There was a time where people woke up in the morning and they’d see big blobs of oil floating past them in the river. There were days where they’d have big spills, where the river would run black with oil. `And this is going back some time. They’ve improved the conditions, at least on the surface, so that there’s been a good deal of remediation work. What [the oil companies] did initially with the dumping and spilling of oil, was they didn’t line the pits. It’s something that in the U.S. was a common practice, to line the pits so that the toxins wouldn’t seep into the groundwater. But they just didn’t do it, because there was no Environmental Protection Agency in Ecuador. Some remediation work has been done, but it’s really questionable what quality standard they were held to in this process. Oil sludge is still seeping into the drinking water.

There was a time when to keep dust down, the streets were just soaking in oil. They were just dumping oil on the streets. And some people were actually wiping it on their skin, because they were told that it was good for their health. And David was looking for some kind of project that would bring awareness to people from the community where he lived in Amherst. It was mostly an awareness project. Because obviously if it’s in the drinking water, just getting the oil off your feet isn’t going to do a lot. But it was a way for him to get really deep into NGO work. He shipped hundreds of pairs of shoes from his community in Amherst down to Ecuador. Then he started doing other kinds of projects, like backpacks and school supplies for kids in the schools, and medical supplies. He tried different things. That’s what’s so cool about David. He’s been on the ground, and he’s really tried different things. And when it doesn’t work, he adapts.
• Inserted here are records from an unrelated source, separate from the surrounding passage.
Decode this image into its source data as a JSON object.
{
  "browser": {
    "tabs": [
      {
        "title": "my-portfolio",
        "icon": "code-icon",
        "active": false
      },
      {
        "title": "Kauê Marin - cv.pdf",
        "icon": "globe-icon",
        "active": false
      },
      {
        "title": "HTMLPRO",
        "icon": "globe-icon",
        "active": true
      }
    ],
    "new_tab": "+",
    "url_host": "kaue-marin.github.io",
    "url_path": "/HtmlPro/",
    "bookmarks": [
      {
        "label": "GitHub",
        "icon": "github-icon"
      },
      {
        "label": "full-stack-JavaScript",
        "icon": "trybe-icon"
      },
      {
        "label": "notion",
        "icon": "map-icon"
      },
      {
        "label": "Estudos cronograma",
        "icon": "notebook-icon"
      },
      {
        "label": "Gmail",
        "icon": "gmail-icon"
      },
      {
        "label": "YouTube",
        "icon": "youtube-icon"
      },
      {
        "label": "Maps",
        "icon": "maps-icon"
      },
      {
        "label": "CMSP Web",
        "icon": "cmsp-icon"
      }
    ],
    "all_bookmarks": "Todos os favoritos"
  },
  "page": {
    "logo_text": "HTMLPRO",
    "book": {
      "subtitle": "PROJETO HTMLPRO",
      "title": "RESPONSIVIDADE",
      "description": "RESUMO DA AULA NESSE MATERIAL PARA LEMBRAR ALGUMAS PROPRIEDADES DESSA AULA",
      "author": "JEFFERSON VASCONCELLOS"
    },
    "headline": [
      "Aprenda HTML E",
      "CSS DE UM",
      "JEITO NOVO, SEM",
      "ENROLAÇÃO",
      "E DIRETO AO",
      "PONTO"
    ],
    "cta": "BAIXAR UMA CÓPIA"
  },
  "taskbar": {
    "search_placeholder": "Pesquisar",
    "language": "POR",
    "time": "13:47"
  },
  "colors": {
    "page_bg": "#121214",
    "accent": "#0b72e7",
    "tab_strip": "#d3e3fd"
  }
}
That’s what brought him to wanting to start this “fair trade” certification company for oil and gas.

The Cofán, because they’ve been living with oil companies, and have been under assault for 40 years, they have a fairly sophisticated understanding of what they’re dealing with. And yet, maybe one of the things that Hugo will do to help is bringing awareness and being the face of the problem to the outside world. Maybe it’s one of the biggest things that he can do with his cross-cultural skills. Also, we were excited when we found him, because he’s culturally both American and Cofán. He’s so relatable. And I think that it puts a real face on the problem in a way that’s just really hard to do when you’re telling a story about a problem.

The Cofán have some great leadership, and have a strategy for survival. And as Hugo says in the film, “We’ve survived this long. We must be doing something right.” I think that’s true. They have a strength that impressed me. That they’ve held out this long, I find it very inspirational. To us, it seems like life there is a lot easier. On camera, it’s beautiful. It’s this rich lush jungle. But for an outsider, it’s also a very dangerous place, and a very hard place to survive in with bugs, and snakes, and the heat.

I think we wondered, “Would Hugo, after living in the US for 10 years — might he just decide to stay here?” Would he decide if all this pressure was too much, and just say, “Forget it. I want a different life, and I’ve got a chance. I’m gonna take it.” But he absolutely is completely committed to helping his tribe, and he always goes back to the village. I think the connection is just so powerful for him.

What’s your approach to getting this film to audiences?

It’s definitely a David and Goliath story. It’s a story about a fight for resources. But more than that, we really positioned this as a character-driven coming of age story. Because these two boys, born into this really unique situation, we see them grow up over the years. And the transformation for both of them is pretty huge. So we’re hoping that it’s not going to be just an advocacy or issue piece — that there are things that people get from it that make it a story that’s got wider interest and appeal. Our plan for it now is that it’s going to be on [PBS] World Channel on September 21st. It was funded by ITVS [Independent Television Service], and the MacArthur foundation, and others. So our first stop is there. We’re doing the festival circuit. We do think we’re going to have a very strong educational run with Bullfrog Films. We never really considered theatrical, because that’s just too difficult these days.